Via:       (1)  Commander in Chief, U.S. Atlantic Fleet.
              (2)  Commander, Battleships-Cruisers,
                     U.S. Atlantic Fleet.
              (3)  Commander, Cruiser Division 10.

Subj:    Letter of Appreciation from the Town
             of Hollis, Maine.

Encl:    (A)    Subject Ltr., of 14 November 1947

1.    Enclosure (A) expresses the sincerest appreciation of the citizens of the town of Hollis, Maine for the assistance of the officers and men of the LITTLE ROCK during the recent fire disaster in Maine. The Commandant, First Naval District, has had many verbal comments on the excellent conduct and performance of duty by members of the crew of the LITTLE ROCK from other locations in Maine. All of these reflect credit on the LITTLE ROCK, and indicate that she is a well organized and efficient ship.

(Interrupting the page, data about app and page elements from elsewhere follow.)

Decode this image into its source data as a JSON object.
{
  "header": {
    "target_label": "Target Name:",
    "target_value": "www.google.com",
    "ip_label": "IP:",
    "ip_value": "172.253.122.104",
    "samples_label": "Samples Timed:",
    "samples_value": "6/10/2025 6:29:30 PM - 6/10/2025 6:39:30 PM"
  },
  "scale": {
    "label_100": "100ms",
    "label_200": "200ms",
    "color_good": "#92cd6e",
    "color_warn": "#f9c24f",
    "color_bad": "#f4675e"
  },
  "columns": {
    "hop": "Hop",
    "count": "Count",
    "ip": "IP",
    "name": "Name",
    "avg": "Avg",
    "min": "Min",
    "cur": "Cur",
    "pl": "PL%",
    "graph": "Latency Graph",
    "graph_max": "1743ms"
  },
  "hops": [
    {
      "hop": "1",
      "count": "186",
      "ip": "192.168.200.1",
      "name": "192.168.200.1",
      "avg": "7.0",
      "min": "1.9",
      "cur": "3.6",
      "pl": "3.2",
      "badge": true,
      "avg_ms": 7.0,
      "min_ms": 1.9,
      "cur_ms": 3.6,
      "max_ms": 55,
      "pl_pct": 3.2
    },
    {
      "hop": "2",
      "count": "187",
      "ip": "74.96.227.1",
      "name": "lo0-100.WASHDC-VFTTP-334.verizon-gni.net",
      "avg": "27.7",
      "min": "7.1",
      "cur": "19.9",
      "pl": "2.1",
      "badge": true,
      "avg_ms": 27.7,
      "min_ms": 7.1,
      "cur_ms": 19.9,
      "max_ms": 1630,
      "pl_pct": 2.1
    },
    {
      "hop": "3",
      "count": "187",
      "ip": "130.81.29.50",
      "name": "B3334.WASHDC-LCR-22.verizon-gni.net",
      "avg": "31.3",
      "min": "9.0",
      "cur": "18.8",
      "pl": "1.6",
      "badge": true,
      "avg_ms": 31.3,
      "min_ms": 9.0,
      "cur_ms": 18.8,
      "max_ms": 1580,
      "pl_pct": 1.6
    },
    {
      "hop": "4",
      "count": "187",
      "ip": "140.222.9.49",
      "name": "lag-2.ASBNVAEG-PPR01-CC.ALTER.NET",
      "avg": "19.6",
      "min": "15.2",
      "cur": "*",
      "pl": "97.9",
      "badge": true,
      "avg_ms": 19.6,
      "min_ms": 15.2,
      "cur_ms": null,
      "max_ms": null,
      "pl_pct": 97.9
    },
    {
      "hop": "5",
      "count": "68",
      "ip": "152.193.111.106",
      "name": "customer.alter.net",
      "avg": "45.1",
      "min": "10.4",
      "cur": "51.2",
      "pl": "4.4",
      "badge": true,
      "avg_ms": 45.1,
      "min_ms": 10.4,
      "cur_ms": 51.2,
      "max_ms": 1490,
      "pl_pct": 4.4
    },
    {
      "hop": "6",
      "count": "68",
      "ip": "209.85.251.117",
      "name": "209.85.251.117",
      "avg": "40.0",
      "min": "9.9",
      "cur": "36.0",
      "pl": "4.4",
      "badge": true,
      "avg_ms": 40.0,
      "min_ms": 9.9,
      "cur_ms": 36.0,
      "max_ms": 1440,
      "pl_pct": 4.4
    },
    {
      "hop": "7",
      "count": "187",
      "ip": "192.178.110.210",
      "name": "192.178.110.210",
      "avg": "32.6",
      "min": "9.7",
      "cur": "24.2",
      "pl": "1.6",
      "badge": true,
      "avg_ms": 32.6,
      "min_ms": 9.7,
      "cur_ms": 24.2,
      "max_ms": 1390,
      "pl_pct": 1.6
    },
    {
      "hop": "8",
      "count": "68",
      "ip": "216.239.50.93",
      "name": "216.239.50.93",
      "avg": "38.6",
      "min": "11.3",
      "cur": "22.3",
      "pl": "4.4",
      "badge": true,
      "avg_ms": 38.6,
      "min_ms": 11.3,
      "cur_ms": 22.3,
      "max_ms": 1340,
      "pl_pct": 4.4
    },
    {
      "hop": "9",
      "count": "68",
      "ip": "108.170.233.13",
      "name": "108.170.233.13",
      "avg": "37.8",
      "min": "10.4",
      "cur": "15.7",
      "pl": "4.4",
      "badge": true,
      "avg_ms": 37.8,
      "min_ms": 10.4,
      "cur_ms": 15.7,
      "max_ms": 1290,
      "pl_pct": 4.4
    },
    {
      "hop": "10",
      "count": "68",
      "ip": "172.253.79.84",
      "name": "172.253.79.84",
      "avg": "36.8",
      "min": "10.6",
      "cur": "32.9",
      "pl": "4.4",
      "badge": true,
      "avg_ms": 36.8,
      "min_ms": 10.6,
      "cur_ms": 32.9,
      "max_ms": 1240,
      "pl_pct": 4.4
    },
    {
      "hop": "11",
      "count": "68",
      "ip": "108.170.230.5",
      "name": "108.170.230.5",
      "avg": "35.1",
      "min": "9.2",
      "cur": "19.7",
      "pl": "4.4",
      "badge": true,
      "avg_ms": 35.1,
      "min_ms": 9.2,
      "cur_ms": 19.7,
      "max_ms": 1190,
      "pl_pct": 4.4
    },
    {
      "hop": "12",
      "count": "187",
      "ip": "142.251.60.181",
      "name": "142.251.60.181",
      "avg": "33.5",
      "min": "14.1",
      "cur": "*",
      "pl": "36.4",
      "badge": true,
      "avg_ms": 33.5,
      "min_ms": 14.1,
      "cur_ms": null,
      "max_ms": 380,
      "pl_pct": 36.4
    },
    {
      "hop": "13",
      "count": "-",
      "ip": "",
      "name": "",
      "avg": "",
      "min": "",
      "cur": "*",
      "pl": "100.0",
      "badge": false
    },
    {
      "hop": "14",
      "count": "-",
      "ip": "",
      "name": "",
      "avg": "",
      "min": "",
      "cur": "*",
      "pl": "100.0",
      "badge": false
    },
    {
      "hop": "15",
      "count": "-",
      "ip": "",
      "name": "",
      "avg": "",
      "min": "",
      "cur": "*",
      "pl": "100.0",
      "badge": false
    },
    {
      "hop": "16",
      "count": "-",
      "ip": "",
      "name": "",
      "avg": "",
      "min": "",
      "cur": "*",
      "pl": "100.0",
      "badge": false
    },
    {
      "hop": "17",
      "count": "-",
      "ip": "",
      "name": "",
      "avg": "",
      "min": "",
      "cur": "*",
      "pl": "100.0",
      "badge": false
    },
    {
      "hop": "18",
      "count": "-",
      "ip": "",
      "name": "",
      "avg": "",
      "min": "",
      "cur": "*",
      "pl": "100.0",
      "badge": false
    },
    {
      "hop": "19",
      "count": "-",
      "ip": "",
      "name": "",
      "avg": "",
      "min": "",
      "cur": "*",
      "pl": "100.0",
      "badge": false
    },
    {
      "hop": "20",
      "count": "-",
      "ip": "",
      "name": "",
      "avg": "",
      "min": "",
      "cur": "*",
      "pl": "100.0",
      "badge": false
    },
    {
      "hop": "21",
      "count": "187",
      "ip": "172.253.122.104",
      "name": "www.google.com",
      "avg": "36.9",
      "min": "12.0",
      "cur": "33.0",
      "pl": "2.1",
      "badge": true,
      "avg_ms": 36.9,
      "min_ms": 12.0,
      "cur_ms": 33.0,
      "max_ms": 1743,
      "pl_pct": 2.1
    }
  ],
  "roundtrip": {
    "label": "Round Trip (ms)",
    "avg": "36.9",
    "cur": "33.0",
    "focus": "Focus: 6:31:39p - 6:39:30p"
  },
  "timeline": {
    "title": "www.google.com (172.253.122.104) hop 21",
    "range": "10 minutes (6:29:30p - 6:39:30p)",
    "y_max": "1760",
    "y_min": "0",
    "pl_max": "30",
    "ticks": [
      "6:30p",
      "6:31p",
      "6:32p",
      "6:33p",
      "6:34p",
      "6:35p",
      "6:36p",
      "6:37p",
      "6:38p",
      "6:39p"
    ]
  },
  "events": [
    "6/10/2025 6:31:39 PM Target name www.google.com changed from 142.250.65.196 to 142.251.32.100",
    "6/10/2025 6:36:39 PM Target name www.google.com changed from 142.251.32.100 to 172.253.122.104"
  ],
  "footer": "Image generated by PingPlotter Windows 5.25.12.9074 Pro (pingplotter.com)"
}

2.    The Commandant takes great pleasure in forwarding enclosure (A) to the Commanding Officer of the LITTLE ROCK.

 /s/ M.L. DEYO
 Rear Admiral USN

November 14, 1947

Commander First Naval District

Dear Sir:
    On behalf of the citizens of this town we wish to express their sincerest appreciation for the men and equipment dispatched to this area during the recent great fire. The men and officers from the cruiser U.S.S. “Little Rock” certainly were a great help in diverting the fire around small villages, in fact, without this cooperation and equipment, working in conjunction with the fire departments of surrounding cities and towns it is doubtful if some of them would have been saved. These men worked as if their own homes were endangered and conducted themselves with the greatest dignity throughout their stay. We are all deeply indebted to those in the Navy who helped us and hope this message will be relayed to them.

                        Yours truly,

                        /s/ Lester J. Grant          
                        /s/ Parker D. Bryon       
                        /s/ Warren L. Walker     
Below are copies of the original letters as received from First Naval District and the Town of Hollis, Maine
1st Naval Dist Hollis Letter

Hollis Letter